Bridge | 20 February 2021

20 February 2021

9:00 AM

20 February 2021

9:00 AM

In general, I don’t like to play bridge just for fun: I prefer the cut-throat atmosphere of a tournament, or the adrenaline rush of high-stake rubber. But a couple of times a year I meet up with old friends at the card table: there’s lots of banter, too much wine, and the bridge gets sillier as the night wears on. I’ve been sorely missing these evenings, and fondly remembering our three rules: to play quickly, avoid lengthy post-mortems, and abide by ‘Zia’s Law’. This is based on a tip Zia Mahmood gave me long ago. It was obviously a joke, but he swore it worked miracles. It goes like this: if your partner is dealer and there are two passes to you, you should open a spade without looking at your hand. It turns out to be amazingly effective — your opponents seldom know what to do.

This hand occurred during our last game. It’s memorable not just because I opened a spade blind, then saw I had six of the beauties, but because I punted slam and misplayed it in haste.

West led the ♣K. I won with the A♣, drew two trumps and… blast, when East didn’t follow, I’d already blown it. Now I had to hope diamonds broke 3-3, as I needed to cash the ◆AKQ, then cross to a trump in dummy and discard a heart on the ◆J. No such luck. What I should have done, I saw too late, is duck the club lead. Then, on winning the club (or any other) continuation, I can discard a top diamond on the ♣A, draw two rounds of trumps and cash my two remaining diamonds, play a third trump to dummy and discard two hearts on the ◆J10. It’s all very well playing Zia’s Law, but it would help to play like the man who invented it.

Got something to add? Join the discussion and comment below.

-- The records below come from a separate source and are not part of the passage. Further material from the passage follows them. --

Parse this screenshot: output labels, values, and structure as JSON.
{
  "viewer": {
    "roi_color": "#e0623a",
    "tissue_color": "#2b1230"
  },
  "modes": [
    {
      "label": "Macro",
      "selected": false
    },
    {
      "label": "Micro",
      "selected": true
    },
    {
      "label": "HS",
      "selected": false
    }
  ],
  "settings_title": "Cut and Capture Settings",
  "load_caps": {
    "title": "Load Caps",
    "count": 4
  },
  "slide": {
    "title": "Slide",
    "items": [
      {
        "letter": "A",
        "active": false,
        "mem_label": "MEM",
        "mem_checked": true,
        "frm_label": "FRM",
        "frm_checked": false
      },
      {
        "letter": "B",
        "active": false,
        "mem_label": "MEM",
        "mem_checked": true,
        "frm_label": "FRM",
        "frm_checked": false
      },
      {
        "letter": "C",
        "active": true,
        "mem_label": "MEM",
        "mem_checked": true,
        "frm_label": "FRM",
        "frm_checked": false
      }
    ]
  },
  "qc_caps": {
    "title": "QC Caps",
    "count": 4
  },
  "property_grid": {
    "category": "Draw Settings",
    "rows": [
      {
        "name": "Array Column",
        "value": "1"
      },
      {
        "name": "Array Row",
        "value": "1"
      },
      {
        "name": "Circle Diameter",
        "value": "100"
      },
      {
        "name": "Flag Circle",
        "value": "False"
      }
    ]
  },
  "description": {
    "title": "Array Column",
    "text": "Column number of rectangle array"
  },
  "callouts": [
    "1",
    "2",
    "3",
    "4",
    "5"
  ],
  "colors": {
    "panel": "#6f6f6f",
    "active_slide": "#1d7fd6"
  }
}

You might disagree with half of it, but you’ll enjoy reading all of it. Try your first 10 weeks for just $10


Show comments
Close